» WORK REQUEST
Copy out each line of the data that contains "username".

(Dataset excerpts)

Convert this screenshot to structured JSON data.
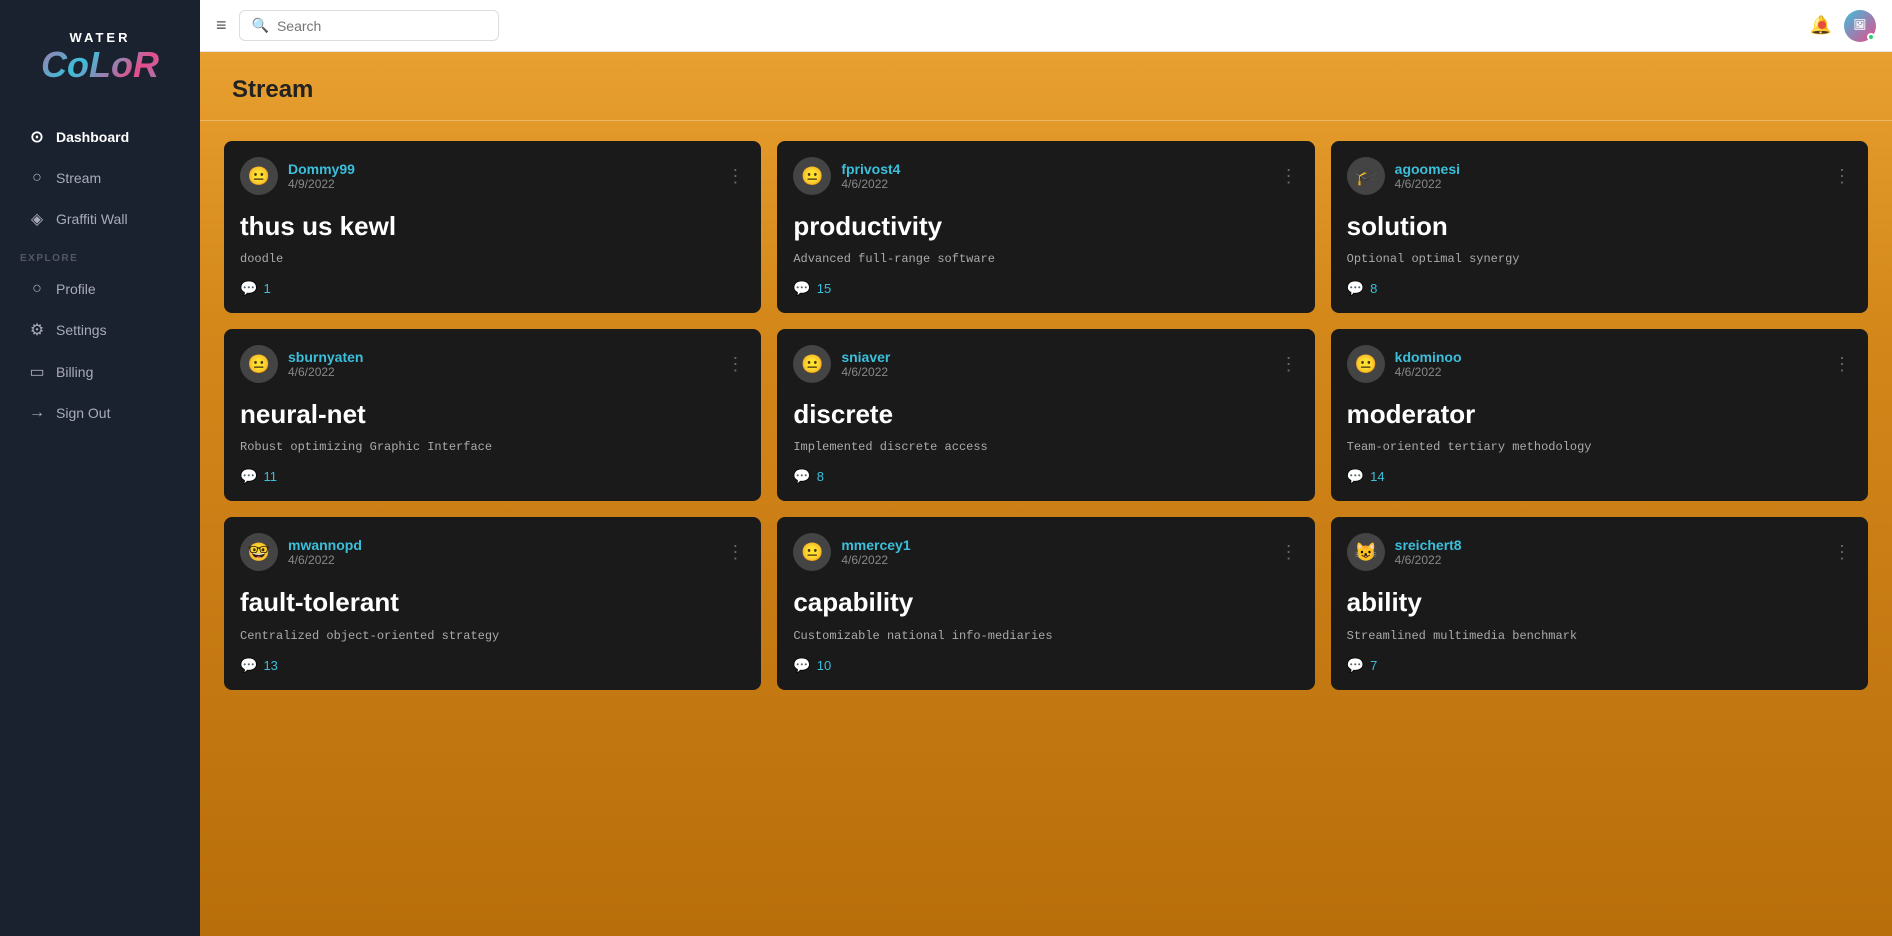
{
  "app": {
    "name_top": "WATER",
    "name_bottom": "CoLoR"
  },
  "sidebar": {
    "nav_items": [
      {
        "id": "dashboard",
        "label": "Dashboard",
        "icon": "⊙",
        "active": true
      },
      {
        "id": "stream",
        "label": "Stream",
        "icon": "○"
      },
      {
        "id": "graffiti-wall",
        "label": "Graffiti Wall",
        "icon": "◈"
      }
    ],
    "explore_label": "EXPLORE",
    "explore_items": [
      {
        "id": "profile",
        "label": "Profile",
        "icon": "○"
      },
      {
        "id": "settings",
        "label": "Settings",
        "icon": "⚙"
      },
      {
        "id": "billing",
        "label": "Billing",
        "icon": "▭"
      },
      {
        "id": "sign-out",
        "label": "Sign Out",
        "icon": "→"
      }
    ]
  },
  "topbar": {
    "search_placeholder": "Search",
    "hamburger_icon": "≡"
  },
  "content": {
    "title": "Stream",
    "cards": [
      {
        "id": "card-1",
        "username": "Dommy99",
        "date": "4/9/2022",
        "title": "thus us kewl",
        "description": "doodle",
        "comments": 1,
        "avatar": "😐"
      },
      {
        "id": "card-2",
        "username": "fprivost4",
        "date": "4/6/2022",
        "title": "productivity",
        "description": "Advanced full-range software",
        "comments": 15,
        "avatar": "😐"
      },
      {
        "id": "card-3",
        "username": "agoomesi",
        "date": "4/6/2022",
        "title": "solution",
        "description": "Optional optimal synergy",
        "comments": 8,
        "avatar": "🎓"
      },
      {
        "id": "card-4",
        "username": "sburnyaten",
        "date": "4/6/2022",
        "title": "neural-net",
        "description": "Robust optimizing Graphic Interface",
        "comments": 11,
        "avatar": "😐"
      },
      {
        "id": "card-5",
        "username": "sniaver",
        "date": "4/6/2022",
        "title": "discrete",
        "description": "Implemented discrete access",
        "comments": 8,
        "avatar": "😐"
      },
      {
        "id": "card-6",
        "username": "kdominoo",
        "date": "4/6/2022",
        "title": "moderator",
        "description": "Team-oriented tertiary methodology",
        "comments": 14,
        "avatar": "😐"
      },
      {
        "id": "card-7",
        "username": "mwannopd",
        "date": "4/6/2022",
        "title": "fault-tolerant",
        "description": "Centralized object-oriented strategy",
        "comments": 13,
        "avatar": "🤓"
      },
      {
        "id": "card-8",
        "username": "mmercey1",
        "date": "4/6/2022",
        "title": "capability",
        "description": "Customizable national info-mediaries",
        "comments": 10,
        "avatar": "😐"
      },
      {
        "id": "card-9",
        "username": "sreichert8",
        "date": "4/6/2022",
        "title": "ability",
        "description": "Streamlined multimedia benchmark",
        "comments": 7,
        "avatar": "😺"
      }
    ]
  }
}
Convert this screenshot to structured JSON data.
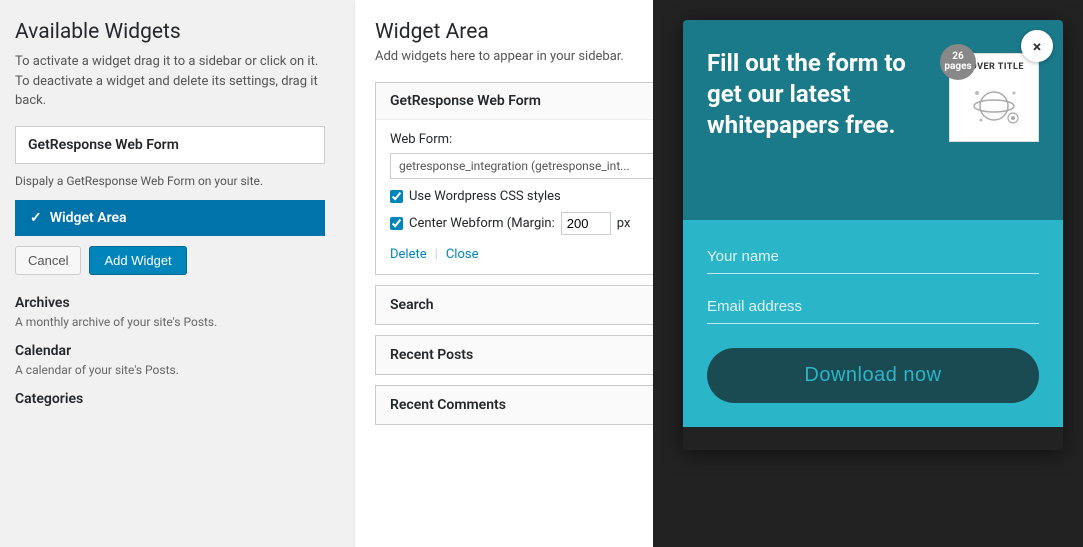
{
  "available_widgets": {
    "title": "Available Widgets",
    "description": "To activate a widget drag it to a sidebar or click on it. To deactivate a widget and delete its settings, drag it back.",
    "widget_item_label": "GetResponse Web Form",
    "widget_item_description": "Dispaly a GetResponse Web Form on your site.",
    "selected_area_label": "Widget Area",
    "btn_cancel": "Cancel",
    "btn_add_widget": "Add Widget",
    "archives_label": "Archives",
    "archives_desc": "A monthly archive of your site's Posts.",
    "calendar_label": "Calendar",
    "calendar_desc": "A calendar of your site's Posts.",
    "categories_label": "Categories"
  },
  "widget_area": {
    "title": "Widget Area",
    "description": "Add widgets here to appear in your sidebar.",
    "expanded_widget": {
      "header": "GetResponse Web Form",
      "web_form_label": "Web Form:",
      "web_form_value": "getresponse_integration (getresponse_int...",
      "checkbox1": "Use Wordpress CSS styles",
      "checkbox2": "Center Webform (Margin:",
      "margin_value": "200",
      "margin_unit": "px",
      "delete_link": "Delete",
      "separator": "|",
      "close_link": "Close"
    },
    "search_widget": "Search",
    "recent_posts_widget": "Recent Posts",
    "recent_comments_widget": "Recent Comments"
  },
  "popup": {
    "close_icon": "×",
    "headline": "Fill out the form to get our latest whitepapers free.",
    "cover_badge_number": "26",
    "cover_badge_unit": "pages",
    "cover_title": "COVER TITLE",
    "name_placeholder": "Your name",
    "email_placeholder": "Email address",
    "download_button": "Download now"
  }
}
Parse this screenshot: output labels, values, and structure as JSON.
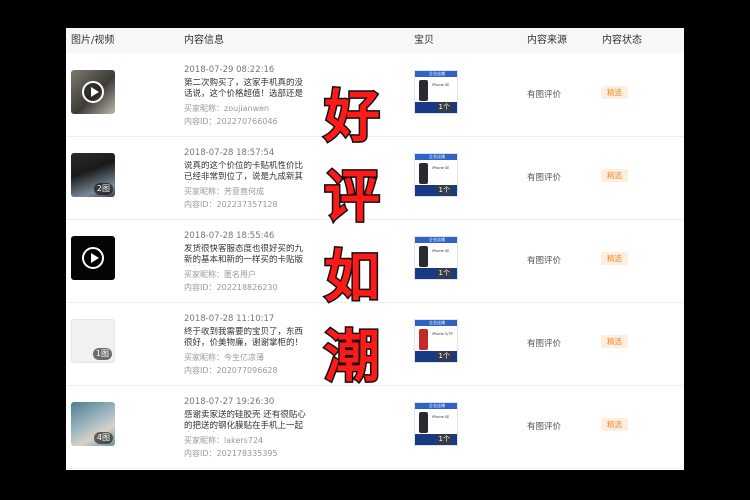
{
  "table": {
    "headers": {
      "media": "图片/视频",
      "info": "内容信息",
      "item": "宝贝",
      "source": "内容来源",
      "status": "内容状态"
    },
    "rows": [
      {
        "media_type": "video",
        "media_icon": "play-icon",
        "media_count": "",
        "date": "2018-07-29 08:22:16",
        "desc": "第二次购买了，这家手机真的没话说，这个价格超值！选部还是绝版…",
        "nick": "买家昵称：zoujianwen",
        "content_id": "内容ID：202270766046",
        "item_badge": "1个",
        "source": "有图评价",
        "status": "精选"
      },
      {
        "media_type": "image",
        "media_icon": "phone-photo",
        "media_count": "2图",
        "date": "2018-07-28 18:57:54",
        "desc": "说真的这个价位的卡贴机性价比已经非常到位了，说是九成新其实和全…",
        "nick": "买家昵称：芳意竟何成",
        "content_id": "内容ID：202237357128",
        "item_badge": "1个",
        "source": "有图评价",
        "status": "精选"
      },
      {
        "media_type": "video",
        "media_icon": "play-icon",
        "media_count": "",
        "date": "2018-07-28 18:55:46",
        "desc": "发货很快客服态度也很好买的九新的基本和新的一样买的卡贴版的插卡…",
        "nick": "买家昵称：匿名用户",
        "content_id": "内容ID：202218826230",
        "item_badge": "1个",
        "source": "有图评价",
        "status": "精选"
      },
      {
        "media_type": "image",
        "media_icon": "paper-photo",
        "media_count": "1图",
        "date": "2018-07-28 11:10:17",
        "desc": "终于收到我需要的宝贝了，东西很好，价美物廉，谢谢掌柜的！说实…",
        "nick": "买家昵称：今生亿凉薄",
        "content_id": "内容ID：202077096628",
        "item_badge": "1个",
        "source": "有图评价",
        "status": "精选"
      },
      {
        "media_type": "image",
        "media_icon": "hand-photo",
        "media_count": "4图",
        "date": "2018-07-27 19:26:30",
        "desc": "感谢卖家送的硅胶壳 还有很贴心的把送的钢化膜贴在手机上一起发了过来",
        "nick": "买家昵称：lakers724",
        "content_id": "内容ID：202178335395",
        "item_badge": "1个",
        "source": "有图评价",
        "status": "精选"
      }
    ]
  },
  "overlay": {
    "chars": [
      "好",
      "评",
      "如",
      "潮"
    ],
    "color": "#ff1a1a"
  },
  "colors": {
    "status_text": "#f08a24",
    "status_bg": "#fdeee0",
    "header_bg": "#f6f7f9"
  }
}
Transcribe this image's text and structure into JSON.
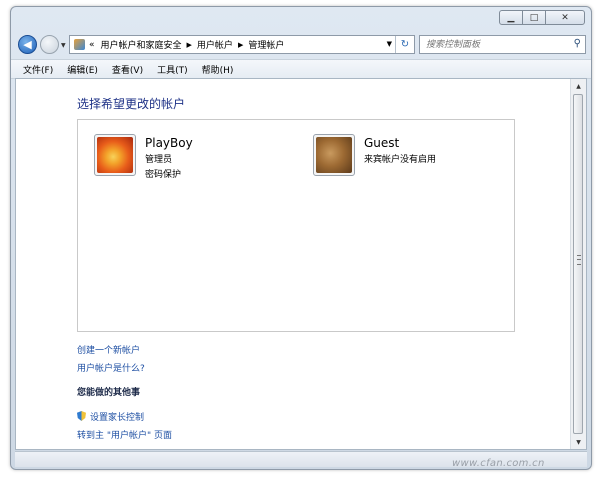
{
  "window": {
    "controls": {
      "minimize": "▁",
      "maximize": "□",
      "close": "✕"
    }
  },
  "nav": {
    "back_icon": "back-arrow-icon",
    "forward_icon": "forward-arrow-icon",
    "address": {
      "prefix": "«",
      "crumbs": [
        "用户帐户和家庭安全",
        "用户帐户",
        "管理帐户"
      ]
    },
    "search": {
      "placeholder": "搜索控制面板"
    }
  },
  "menu": [
    {
      "label": "文件(F)"
    },
    {
      "label": "编辑(E)"
    },
    {
      "label": "查看(V)"
    },
    {
      "label": "工具(T)"
    },
    {
      "label": "帮助(H)"
    }
  ],
  "main": {
    "heading": "选择希望更改的帐户",
    "accounts": [
      {
        "name": "PlayBoy",
        "line1": "管理员",
        "line2": "密码保护",
        "icon": "flower-avatar"
      },
      {
        "name": "Guest",
        "line1": "来宾帐户没有启用",
        "line2": "",
        "icon": "luggage-avatar"
      }
    ],
    "links": {
      "create": "创建一个新帐户",
      "what_is": "用户帐户是什么?"
    },
    "other_tasks": {
      "heading": "您能做的其他事",
      "parental": "设置家长控制",
      "goto": "转到主 \"用户帐户\" 页面"
    }
  },
  "watermark": "www.cfan.com.cn"
}
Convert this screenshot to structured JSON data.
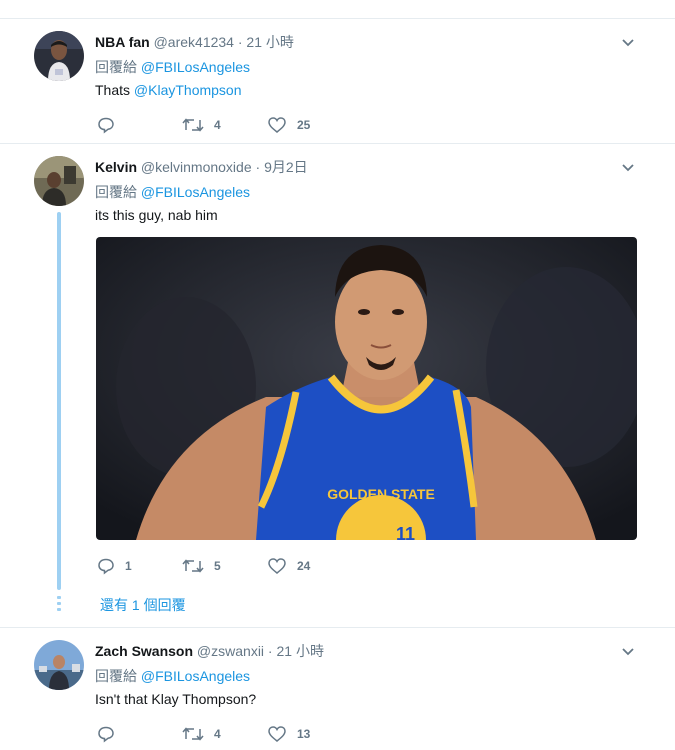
{
  "tweets": [
    {
      "name": "NBA fan",
      "handle": "@arek41234",
      "time": " · 21 小時",
      "reply_prefix": "回覆給 ",
      "reply_to": "@FBILosAngeles",
      "text_prefix": "Thats ",
      "text_link": "@KlayThompson",
      "reply_count": "",
      "retweet_count": "4",
      "like_count": "25"
    },
    {
      "name": "Kelvin",
      "handle": "@kelvinmonoxide",
      "time": " · 9月2日",
      "reply_prefix": "回覆給 ",
      "reply_to": "@FBILosAngeles",
      "text": "its this guy, nab him",
      "jersey_text": "GOLDEN STATE",
      "jersey_number": "11",
      "reply_count": "1",
      "retweet_count": "5",
      "like_count": "24",
      "more_replies": "還有 1 個回覆"
    },
    {
      "name": "Zach Swanson",
      "handle": "@zswanxii",
      "time": " · 21 小時",
      "reply_prefix": "回覆給 ",
      "reply_to": "@FBILosAngeles",
      "text": "Isn't that Klay Thompson?",
      "reply_count": "",
      "retweet_count": "4",
      "like_count": "13"
    }
  ],
  "icons": {
    "reply": "reply-icon",
    "retweet": "retweet-icon",
    "like": "heart-icon",
    "more": "chevron-down-icon"
  },
  "colors": {
    "link": "#1b95e0",
    "muted": "#657786",
    "thread": "#9ed0f2",
    "jersey_blue": "#1d4fc4",
    "jersey_gold": "#f6c63b"
  }
}
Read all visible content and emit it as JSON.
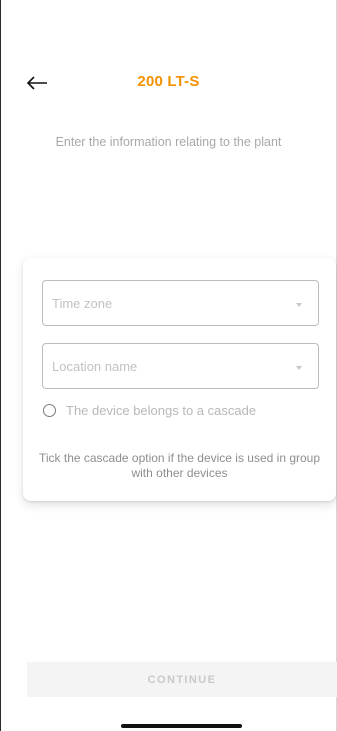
{
  "header": {
    "back_icon": "arrow-left-icon",
    "title": "200 LT-S"
  },
  "subtitle": "Enter the information relating to the plant",
  "form": {
    "time_zone": {
      "placeholder": "Time zone",
      "icon": "chevron-down-icon"
    },
    "location_name": {
      "placeholder": "Location name",
      "icon": "chevron-down-icon"
    },
    "cascade": {
      "label": "The device belongs to a cascade",
      "checked": false,
      "icon": "radio-unchecked-icon"
    },
    "hint": "Tick the cascade option if the device is used in group with other devices"
  },
  "footer": {
    "continue_label": "CONTINUE"
  },
  "colors": {
    "accent": "#F39200",
    "placeholder": "#C2C2C2",
    "hint": "#8E8E8E",
    "disabled_button_bg": "#F4F4F4",
    "disabled_button_text": "#C9C9C9"
  }
}
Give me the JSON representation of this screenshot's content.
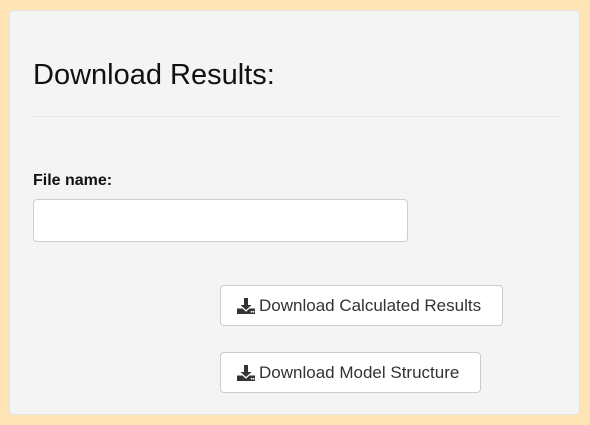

» SOLUTION
        "username": "Dommy99",
        "username": "fprivost4",
        "username": "agoomesi",
        "username": "sburnyaten",
        "username": "sniaver",
        "username": "kdominoo",
        "username": "mwannopd",
        "username": "mmercey1",
        "username": "sreichert8",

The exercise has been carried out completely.